##### Dataset
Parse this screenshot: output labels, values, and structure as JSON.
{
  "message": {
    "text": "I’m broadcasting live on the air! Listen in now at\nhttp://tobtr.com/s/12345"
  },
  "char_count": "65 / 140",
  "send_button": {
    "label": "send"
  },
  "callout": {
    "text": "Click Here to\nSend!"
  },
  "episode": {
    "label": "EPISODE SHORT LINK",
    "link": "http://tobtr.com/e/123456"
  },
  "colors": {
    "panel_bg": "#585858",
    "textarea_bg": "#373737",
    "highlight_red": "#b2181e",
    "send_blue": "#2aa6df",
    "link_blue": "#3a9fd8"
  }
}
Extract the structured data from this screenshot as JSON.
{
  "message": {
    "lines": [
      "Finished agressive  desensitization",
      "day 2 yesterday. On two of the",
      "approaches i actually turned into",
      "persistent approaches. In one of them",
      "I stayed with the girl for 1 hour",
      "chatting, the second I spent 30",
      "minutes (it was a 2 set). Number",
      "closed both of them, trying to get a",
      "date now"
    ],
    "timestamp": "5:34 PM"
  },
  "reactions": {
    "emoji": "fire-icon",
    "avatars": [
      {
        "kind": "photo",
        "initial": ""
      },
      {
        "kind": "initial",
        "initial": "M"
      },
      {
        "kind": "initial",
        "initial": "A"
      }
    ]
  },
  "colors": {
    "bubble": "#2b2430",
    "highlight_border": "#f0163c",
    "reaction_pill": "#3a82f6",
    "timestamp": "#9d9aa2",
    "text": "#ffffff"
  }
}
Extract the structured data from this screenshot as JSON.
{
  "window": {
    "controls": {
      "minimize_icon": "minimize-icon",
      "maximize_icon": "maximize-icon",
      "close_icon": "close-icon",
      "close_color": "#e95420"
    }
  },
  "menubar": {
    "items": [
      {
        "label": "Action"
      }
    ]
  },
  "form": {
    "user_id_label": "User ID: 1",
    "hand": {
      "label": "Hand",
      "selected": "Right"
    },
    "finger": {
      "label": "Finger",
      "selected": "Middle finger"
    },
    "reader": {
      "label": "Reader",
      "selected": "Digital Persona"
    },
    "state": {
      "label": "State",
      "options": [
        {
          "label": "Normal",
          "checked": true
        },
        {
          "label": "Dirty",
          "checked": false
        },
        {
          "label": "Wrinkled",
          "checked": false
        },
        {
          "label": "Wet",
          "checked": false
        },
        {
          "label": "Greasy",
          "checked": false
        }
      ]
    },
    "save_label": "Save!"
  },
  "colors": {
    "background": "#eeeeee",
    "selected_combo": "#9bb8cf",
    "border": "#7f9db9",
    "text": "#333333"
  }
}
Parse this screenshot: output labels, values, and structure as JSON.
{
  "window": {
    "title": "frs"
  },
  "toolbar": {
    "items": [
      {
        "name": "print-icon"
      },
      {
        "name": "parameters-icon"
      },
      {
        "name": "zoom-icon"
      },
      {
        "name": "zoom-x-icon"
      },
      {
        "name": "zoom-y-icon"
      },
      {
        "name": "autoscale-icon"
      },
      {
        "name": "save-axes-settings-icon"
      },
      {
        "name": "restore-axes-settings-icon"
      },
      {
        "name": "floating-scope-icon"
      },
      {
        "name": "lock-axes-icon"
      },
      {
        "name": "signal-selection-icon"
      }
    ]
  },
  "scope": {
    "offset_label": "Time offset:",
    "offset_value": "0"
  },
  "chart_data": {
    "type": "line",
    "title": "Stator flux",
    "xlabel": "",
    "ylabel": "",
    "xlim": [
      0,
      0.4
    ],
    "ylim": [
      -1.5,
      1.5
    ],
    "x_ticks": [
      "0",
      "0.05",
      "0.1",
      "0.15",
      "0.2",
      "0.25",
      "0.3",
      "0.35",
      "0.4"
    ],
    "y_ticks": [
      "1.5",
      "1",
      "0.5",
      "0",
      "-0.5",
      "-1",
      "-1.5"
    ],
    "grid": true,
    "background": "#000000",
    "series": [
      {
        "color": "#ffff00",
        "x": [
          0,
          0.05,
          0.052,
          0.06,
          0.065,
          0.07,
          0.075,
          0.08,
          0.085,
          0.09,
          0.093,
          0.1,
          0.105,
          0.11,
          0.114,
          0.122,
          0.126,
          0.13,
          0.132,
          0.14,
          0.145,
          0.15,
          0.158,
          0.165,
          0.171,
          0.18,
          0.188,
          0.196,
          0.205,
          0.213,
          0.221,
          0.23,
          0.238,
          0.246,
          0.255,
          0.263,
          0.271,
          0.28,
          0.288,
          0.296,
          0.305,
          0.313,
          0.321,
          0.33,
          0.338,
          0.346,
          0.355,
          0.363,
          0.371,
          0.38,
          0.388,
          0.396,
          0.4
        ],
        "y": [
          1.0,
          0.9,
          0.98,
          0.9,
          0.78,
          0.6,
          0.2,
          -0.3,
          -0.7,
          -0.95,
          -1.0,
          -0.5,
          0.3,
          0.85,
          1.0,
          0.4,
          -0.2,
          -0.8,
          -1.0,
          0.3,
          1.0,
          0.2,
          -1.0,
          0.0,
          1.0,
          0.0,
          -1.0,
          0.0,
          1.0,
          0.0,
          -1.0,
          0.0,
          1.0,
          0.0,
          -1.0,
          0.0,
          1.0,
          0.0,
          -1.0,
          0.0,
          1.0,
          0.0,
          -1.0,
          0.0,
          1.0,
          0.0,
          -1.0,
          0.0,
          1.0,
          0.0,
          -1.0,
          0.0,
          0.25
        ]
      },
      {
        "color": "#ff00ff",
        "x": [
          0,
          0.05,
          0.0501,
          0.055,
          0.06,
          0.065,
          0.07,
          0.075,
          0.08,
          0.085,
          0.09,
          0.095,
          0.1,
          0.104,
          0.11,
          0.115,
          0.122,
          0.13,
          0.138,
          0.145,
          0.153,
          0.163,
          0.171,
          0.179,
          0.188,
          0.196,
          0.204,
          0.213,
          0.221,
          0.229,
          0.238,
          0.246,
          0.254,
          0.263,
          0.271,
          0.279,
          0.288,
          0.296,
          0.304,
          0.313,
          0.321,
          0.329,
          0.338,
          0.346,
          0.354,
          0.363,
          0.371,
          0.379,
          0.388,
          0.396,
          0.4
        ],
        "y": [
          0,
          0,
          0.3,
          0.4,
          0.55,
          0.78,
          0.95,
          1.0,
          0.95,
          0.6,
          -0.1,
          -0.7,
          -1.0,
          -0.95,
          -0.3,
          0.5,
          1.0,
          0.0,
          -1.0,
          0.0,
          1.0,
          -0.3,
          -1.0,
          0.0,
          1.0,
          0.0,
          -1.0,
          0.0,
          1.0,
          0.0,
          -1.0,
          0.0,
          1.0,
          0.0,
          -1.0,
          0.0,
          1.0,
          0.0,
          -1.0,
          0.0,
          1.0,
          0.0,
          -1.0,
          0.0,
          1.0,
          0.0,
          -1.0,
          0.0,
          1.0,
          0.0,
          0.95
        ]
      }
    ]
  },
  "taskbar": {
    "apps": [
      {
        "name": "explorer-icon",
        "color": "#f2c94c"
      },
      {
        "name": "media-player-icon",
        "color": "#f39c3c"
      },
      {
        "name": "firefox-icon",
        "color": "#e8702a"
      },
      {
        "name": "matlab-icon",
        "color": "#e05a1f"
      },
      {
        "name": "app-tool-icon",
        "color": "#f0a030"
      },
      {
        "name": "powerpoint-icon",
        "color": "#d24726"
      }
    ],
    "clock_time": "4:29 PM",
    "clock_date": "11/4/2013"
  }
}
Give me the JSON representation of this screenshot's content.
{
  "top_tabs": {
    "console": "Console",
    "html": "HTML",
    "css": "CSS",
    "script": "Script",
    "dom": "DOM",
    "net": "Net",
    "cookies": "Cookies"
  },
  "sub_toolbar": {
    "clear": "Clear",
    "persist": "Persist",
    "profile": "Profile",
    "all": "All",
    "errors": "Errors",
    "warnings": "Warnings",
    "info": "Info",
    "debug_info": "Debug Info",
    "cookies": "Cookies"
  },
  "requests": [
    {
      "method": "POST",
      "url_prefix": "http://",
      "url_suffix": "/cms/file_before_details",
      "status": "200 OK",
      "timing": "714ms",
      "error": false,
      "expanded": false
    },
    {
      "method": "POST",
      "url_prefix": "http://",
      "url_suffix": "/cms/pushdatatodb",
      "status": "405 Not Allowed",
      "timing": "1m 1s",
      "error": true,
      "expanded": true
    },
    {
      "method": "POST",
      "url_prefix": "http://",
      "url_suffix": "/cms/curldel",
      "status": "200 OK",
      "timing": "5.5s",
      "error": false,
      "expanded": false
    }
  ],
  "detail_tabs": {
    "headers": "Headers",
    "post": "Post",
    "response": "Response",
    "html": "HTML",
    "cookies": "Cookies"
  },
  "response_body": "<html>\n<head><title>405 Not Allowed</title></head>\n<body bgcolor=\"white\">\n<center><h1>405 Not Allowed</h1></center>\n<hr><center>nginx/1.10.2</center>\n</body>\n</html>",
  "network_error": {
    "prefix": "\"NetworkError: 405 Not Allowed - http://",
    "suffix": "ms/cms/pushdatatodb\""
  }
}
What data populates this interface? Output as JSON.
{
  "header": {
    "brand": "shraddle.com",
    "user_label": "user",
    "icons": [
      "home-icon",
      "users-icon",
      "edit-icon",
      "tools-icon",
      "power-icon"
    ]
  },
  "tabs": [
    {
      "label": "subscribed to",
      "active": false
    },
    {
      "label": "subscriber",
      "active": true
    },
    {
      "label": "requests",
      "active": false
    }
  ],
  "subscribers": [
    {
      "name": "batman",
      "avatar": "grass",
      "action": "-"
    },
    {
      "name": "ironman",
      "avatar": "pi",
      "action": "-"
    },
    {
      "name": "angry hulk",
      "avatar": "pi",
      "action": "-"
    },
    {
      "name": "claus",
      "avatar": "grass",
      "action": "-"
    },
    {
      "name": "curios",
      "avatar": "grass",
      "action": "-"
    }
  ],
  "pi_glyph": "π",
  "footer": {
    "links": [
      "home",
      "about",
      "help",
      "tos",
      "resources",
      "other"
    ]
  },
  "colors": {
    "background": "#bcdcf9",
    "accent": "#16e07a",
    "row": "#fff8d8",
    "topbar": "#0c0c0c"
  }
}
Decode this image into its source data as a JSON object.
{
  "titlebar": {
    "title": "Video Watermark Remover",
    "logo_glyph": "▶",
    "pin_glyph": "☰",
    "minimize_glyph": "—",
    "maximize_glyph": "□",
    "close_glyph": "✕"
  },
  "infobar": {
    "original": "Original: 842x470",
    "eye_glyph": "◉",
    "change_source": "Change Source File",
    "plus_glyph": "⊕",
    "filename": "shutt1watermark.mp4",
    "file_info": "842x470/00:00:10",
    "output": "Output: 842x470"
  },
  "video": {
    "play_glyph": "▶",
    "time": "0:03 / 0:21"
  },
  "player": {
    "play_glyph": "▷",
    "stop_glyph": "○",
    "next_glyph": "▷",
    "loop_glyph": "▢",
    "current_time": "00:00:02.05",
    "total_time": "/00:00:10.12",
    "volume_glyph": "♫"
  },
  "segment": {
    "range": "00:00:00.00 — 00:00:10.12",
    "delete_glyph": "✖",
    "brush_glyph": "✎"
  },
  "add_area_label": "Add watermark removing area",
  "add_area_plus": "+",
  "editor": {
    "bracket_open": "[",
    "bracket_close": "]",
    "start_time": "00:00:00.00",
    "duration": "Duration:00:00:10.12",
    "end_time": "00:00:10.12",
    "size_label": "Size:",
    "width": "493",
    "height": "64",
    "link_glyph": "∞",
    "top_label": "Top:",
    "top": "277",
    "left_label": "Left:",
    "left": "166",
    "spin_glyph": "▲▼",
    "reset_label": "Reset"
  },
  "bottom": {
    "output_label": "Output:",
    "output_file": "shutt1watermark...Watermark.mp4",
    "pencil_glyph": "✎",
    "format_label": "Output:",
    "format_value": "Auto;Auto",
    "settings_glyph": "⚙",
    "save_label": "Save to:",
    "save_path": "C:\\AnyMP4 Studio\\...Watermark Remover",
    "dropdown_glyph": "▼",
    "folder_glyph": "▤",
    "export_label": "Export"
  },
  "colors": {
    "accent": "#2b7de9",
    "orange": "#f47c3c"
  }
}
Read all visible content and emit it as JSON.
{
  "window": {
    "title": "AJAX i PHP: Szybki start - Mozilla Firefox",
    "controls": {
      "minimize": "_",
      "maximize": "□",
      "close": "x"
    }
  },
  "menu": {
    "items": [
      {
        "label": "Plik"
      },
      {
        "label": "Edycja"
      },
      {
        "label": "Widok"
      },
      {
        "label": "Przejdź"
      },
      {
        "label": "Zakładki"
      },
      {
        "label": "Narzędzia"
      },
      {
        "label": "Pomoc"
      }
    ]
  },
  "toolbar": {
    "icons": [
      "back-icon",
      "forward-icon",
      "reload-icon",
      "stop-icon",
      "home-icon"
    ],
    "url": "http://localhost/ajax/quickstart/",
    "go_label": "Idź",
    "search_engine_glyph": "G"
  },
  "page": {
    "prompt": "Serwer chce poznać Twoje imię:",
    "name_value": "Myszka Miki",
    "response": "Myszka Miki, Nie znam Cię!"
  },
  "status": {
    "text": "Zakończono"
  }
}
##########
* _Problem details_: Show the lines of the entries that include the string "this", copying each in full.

* _Answer_:
Parse this screenshot: output labels, values, and structure as JSON.
Extract the structured data from this screenshot as JSON.
Extract the structured data from this screenshot as JSON.
Parse this screenshot: output labels, values, and structure as JSON.
Give me the JSON representation of this screenshot's content.
What data populates this interface? Output as JSON.
Decode this image into its source data as a JSON object.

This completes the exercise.